**Work order**.
Would you write out all of the records that follow, exactly as they stand?

-----

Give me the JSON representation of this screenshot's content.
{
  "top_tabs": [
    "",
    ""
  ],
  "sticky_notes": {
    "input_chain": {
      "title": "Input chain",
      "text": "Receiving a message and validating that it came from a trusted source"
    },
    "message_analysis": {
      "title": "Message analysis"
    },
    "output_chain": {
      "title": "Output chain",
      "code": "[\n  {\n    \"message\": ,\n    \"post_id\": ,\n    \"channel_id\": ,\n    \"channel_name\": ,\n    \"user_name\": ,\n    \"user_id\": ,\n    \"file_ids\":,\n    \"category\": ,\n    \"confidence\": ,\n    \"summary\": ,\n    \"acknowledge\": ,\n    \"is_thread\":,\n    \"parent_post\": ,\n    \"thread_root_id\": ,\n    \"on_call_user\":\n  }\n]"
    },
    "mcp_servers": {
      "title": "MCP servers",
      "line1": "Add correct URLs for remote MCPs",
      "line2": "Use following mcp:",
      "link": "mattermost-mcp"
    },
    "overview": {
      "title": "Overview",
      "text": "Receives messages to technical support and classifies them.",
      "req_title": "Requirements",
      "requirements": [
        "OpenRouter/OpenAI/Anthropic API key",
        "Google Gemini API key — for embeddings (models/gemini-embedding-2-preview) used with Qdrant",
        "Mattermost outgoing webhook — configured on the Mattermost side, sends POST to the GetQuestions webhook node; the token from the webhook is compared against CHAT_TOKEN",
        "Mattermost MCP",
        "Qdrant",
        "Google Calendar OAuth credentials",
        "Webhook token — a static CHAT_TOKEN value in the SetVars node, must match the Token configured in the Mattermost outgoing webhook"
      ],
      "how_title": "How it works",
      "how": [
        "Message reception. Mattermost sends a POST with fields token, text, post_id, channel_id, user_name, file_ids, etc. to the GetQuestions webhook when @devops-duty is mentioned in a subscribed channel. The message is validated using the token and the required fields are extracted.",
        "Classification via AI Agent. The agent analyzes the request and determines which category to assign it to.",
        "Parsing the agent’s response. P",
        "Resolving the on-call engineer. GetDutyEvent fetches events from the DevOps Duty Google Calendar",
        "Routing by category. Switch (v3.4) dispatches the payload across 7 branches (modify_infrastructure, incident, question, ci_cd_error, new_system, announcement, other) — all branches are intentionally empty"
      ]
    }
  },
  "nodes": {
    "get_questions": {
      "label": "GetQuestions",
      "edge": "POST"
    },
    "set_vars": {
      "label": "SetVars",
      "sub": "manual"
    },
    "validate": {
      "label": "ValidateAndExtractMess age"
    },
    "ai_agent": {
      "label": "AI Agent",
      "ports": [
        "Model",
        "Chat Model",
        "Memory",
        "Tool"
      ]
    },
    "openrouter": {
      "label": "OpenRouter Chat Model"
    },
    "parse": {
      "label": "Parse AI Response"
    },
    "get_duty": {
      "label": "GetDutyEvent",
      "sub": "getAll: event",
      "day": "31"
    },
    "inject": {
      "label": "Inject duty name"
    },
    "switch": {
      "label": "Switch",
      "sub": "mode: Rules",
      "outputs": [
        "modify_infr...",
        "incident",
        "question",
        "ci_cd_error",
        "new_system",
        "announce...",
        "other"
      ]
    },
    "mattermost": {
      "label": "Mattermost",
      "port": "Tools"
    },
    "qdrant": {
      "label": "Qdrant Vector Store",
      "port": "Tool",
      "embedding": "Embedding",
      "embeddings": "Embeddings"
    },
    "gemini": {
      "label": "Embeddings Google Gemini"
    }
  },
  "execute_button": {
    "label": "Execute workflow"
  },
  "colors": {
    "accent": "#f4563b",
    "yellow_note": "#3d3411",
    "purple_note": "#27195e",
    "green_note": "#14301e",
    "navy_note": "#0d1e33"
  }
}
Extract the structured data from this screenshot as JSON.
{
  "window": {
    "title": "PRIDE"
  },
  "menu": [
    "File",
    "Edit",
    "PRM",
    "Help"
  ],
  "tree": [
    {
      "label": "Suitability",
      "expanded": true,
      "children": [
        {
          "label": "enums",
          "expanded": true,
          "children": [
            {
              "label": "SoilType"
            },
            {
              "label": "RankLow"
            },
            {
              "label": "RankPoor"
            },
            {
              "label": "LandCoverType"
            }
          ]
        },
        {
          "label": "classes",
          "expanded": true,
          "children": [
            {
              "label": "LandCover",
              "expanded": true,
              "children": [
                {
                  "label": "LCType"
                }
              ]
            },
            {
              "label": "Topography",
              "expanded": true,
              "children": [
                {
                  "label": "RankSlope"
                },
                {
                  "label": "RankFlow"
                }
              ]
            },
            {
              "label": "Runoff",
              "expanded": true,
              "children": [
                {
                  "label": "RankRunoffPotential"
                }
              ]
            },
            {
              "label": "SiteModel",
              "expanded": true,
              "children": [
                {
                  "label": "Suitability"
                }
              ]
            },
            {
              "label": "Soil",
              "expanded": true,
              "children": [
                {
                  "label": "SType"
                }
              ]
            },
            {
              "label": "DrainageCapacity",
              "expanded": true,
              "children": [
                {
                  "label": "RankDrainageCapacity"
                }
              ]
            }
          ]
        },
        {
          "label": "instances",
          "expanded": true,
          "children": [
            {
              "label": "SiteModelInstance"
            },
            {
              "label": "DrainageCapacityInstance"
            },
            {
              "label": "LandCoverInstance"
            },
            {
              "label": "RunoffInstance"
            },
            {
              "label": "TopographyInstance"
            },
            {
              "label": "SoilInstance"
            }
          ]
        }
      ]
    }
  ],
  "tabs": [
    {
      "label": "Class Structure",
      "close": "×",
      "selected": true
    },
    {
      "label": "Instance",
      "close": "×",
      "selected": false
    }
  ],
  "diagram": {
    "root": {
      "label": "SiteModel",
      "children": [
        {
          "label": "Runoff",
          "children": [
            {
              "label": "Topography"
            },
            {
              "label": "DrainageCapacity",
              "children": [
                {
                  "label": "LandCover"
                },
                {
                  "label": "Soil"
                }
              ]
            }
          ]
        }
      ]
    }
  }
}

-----

**Solution to this problem**.
Give me the JSON representation of this screenshot's content.
{
  "top_tabs": [
    "",
    ""
  ],
  "sticky_notes": {
    "input_chain": {
      "title": "Input chain",
      "text": "Receiving a message and validating that it came from a trusted source"
    },
    "message_analysis": {
      "title": "Message analysis"
    },
    "output_chain": {
      "title": "Output chain",
      "code": "[\n  {\n    \"message\": ,\n    \"post_id\": ,\n    \"channel_id\": ,\n    \"channel_name\": ,\n    \"user_name\": ,\n    \"user_id\": ,\n    \"file_ids\":,\n    \"category\": ,\n    \"confidence\": ,\n    \"summary\": ,\n    \"acknowledge\": ,\n    \"is_thread\":,\n    \"parent_post\": ,\n    \"thread_root_id\": ,\n    \"on_call_user\":\n  }\n]"
    },
    "mcp_servers": {
      "title": "MCP servers",
      "line1": "Add correct URLs for remote MCPs",
      "line2": "Use following mcp:",
      "link": "mattermost-mcp"
    },
    "overview": {
      "title": "Overview",
      "text": "Receives messages to technical support and classifies them.",
      "req_title": "Requirements",
      "requirements": [
        "OpenRouter/OpenAI/Anthropic API key",
        "Google Gemini API key — for embeddings (models/gemini-embedding-2-preview) used with Qdrant",
        "Mattermost outgoing webhook — configured on the Mattermost side, sends POST to the GetQuestions webhook node; the token from the webhook is compared against CHAT_TOKEN",
        "Mattermost MCP",
        "Qdrant",
        "Google Calendar OAuth credentials",
        "Webhook token — a static CHAT_TOKEN value in the SetVars node, must match the Token configured in the Mattermost outgoing webhook"
      ],
      "how_title": "How it works",
      "how": [
        "Message reception. Mattermost sends a POST with fields token, text, post_id, channel_id, user_name, file_ids, etc. to the GetQuestions webhook when @devops-duty is mentioned in a subscribed channel. The message is validated using the token and the required fields are extracted.",
        "Classification via AI Agent. The agent analyzes the request and determines which category to assign it to.",
        "Parsing the agent’s response. P",
        "Resolving the on-call engineer. GetDutyEvent fetches events from the DevOps Duty Google Calendar",
        "Routing by category. Switch (v3.4) dispatches the payload across 7 branches (modify_infrastructure, incident, question, ci_cd_error, new_system, announcement, other) — all branches are intentionally empty"
      ]
    }
  },
  "nodes": {
    "get_questions": {
      "label": "GetQuestions",
      "edge": "POST"
    },
    "set_vars": {
      "label": "SetVars",
      "sub": "manual"
    },
    "validate": {
      "label": "ValidateAndExtractMess age"
    },
    "ai_agent": {
      "label": "AI Agent",
      "ports": [
        "Model",
        "Chat Model",
        "Memory",
        "Tool"
      ]
    },
    "openrouter": {
      "label": "OpenRouter Chat Model"
    },
    "parse": {
      "label": "Parse AI Response"
    },
    "get_duty": {
      "label": "GetDutyEvent",
      "sub": "getAll: event",
      "day": "31"
    },
    "inject": {
      "label": "Inject duty name"
    },
    "switch": {
      "label": "Switch",
      "sub": "mode: Rules",
      "outputs": [
        "modify_infr...",
        "incident",
        "question",
        "ci_cd_error",
        "new_system",
        "announce...",
        "other"
      ]
    },
    "mattermost": {
      "label": "Mattermost",
      "port": "Tools"
    },
    "qdrant": {
      "label": "Qdrant Vector Store",
      "port": "Tool",
      "embedding": "Embedding",
      "embeddings": "Embeddings"
    },
    "gemini": {
      "label": "Embeddings Google Gemini"
    }
  },
  "execute_button": {
    "label": "Execute workflow"
  },
  "colors": {
    "accent": "#f4563b",
    "yellow_note": "#3d3411",
    "purple_note": "#27195e",
    "green_note": "#14301e",
    "navy_note": "#0d1e33"
  }
}
Extract the structured data from this screenshot as JSON.
{
  "window": {
    "title": "PRIDE"
  },
  "menu": [
    "File",
    "Edit",
    "PRM",
    "Help"
  ],
  "tree": [
    {
      "label": "Suitability",
      "expanded": true,
      "children": [
        {
          "label": "enums",
          "expanded": true,
          "children": [
            {
              "label": "SoilType"
            },
            {
              "label": "RankLow"
            },
            {
              "label": "RankPoor"
            },
            {
              "label": "LandCoverType"
            }
          ]
        },
        {
          "label": "classes",
          "expanded": true,
          "children": [
            {
              "label": "LandCover",
              "expanded": true,
              "children": [
                {
                  "label": "LCType"
                }
              ]
            },
            {
              "label": "Topography",
              "expanded": true,
              "children": [
                {
                  "label": "RankSlope"
                },
                {
                  "label": "RankFlow"
                }
              ]
            },
            {
              "label": "Runoff",
              "expanded": true,
              "children": [
                {
                  "label": "RankRunoffPotential"
                }
              ]
            },
            {
              "label": "SiteModel",
              "expanded": true,
              "children": [
                {
                  "label": "Suitability"
                }
              ]
            },
            {
              "label": "Soil",
              "expanded": true,
              "children": [
                {
                  "label": "SType"
                }
              ]
            },
            {
              "label": "DrainageCapacity",
              "expanded": true,
              "children": [
                {
                  "label": "RankDrainageCapacity"
                }
              ]
            }
          ]
        },
        {
          "label": "instances",
          "expanded": true,
          "children": [
            {
              "label": "SiteModelInstance"
            },
            {
              "label": "DrainageCapacityInstance"
            },
            {
              "label": "LandCoverInstance"
            },
            {
              "label": "RunoffInstance"
            },
            {
              "label": "TopographyInstance"
            },
            {
              "label": "SoilInstance"
            }
          ]
        }
      ]
    }
  ],
  "tabs": [
    {
      "label": "Class Structure",
      "close": "×",
      "selected": true
    },
    {
      "label": "Instance",
      "close": "×",
      "selected": false
    }
  ],
  "diagram": {
    "root": {
      "label": "SiteModel",
      "children": [
        {
          "label": "Runoff",
          "children": [
            {
              "label": "Topography"
            },
            {
              "label": "DrainageCapacity",
              "children": [
                {
                  "label": "LandCover"
                },
                {
                  "label": "Soil"
                }
              ]
            }
          ]
        }
      ]
    }
  }
}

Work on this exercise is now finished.